#### [What the task asks]
The records sit below. Return every line in them that holds the word "SPEED".
:: The data ::
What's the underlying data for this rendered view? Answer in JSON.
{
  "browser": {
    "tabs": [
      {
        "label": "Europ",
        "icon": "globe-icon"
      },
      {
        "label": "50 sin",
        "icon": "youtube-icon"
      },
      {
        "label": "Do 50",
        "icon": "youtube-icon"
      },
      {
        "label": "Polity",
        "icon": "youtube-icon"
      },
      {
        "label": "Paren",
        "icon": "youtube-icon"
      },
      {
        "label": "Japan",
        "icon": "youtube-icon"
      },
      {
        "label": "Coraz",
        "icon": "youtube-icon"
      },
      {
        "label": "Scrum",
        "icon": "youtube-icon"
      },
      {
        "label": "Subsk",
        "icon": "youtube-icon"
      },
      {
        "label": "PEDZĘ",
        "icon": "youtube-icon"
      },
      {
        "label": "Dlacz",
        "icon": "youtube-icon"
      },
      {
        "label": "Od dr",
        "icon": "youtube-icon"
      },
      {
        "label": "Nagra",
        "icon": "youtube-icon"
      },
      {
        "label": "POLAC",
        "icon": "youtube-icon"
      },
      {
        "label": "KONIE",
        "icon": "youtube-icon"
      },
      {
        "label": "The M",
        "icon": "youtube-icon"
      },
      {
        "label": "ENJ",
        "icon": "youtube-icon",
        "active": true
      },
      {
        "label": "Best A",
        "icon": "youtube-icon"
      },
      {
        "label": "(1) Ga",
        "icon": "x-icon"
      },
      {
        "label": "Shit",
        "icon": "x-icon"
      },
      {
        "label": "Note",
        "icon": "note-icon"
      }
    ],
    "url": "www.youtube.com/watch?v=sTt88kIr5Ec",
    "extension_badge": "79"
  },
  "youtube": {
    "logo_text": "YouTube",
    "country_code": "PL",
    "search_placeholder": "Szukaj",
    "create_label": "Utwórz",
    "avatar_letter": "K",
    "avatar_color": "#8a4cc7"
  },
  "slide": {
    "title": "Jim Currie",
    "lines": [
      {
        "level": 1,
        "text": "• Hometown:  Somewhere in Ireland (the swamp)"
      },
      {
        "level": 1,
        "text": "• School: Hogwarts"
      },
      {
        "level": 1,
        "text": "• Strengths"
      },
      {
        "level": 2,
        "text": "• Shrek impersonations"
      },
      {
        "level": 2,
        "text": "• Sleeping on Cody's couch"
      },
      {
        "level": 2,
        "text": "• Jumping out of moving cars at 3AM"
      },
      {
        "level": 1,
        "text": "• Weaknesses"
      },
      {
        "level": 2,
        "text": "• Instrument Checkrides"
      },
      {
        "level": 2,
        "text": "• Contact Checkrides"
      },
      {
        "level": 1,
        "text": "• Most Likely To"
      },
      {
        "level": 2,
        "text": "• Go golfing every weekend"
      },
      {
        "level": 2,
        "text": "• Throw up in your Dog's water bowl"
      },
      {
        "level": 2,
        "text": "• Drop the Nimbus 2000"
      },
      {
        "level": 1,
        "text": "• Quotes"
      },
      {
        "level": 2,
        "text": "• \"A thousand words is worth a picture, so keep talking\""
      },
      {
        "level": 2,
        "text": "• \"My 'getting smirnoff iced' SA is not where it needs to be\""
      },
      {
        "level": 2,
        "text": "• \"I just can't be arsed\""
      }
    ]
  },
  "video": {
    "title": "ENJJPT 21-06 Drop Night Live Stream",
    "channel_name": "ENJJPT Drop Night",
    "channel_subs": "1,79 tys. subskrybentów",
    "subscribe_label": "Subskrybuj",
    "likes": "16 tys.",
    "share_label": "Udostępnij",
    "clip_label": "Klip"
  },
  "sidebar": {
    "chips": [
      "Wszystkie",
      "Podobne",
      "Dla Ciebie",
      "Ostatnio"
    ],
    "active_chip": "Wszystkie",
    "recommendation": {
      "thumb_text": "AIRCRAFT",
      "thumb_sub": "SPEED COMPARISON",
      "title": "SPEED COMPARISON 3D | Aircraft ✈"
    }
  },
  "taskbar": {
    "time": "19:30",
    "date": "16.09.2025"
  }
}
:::
#### [Answer space]
      "thumb_sub": "SPEED COMPARISON",
      "title": "SPEED COMPARISON 3D | Aircraft ✈"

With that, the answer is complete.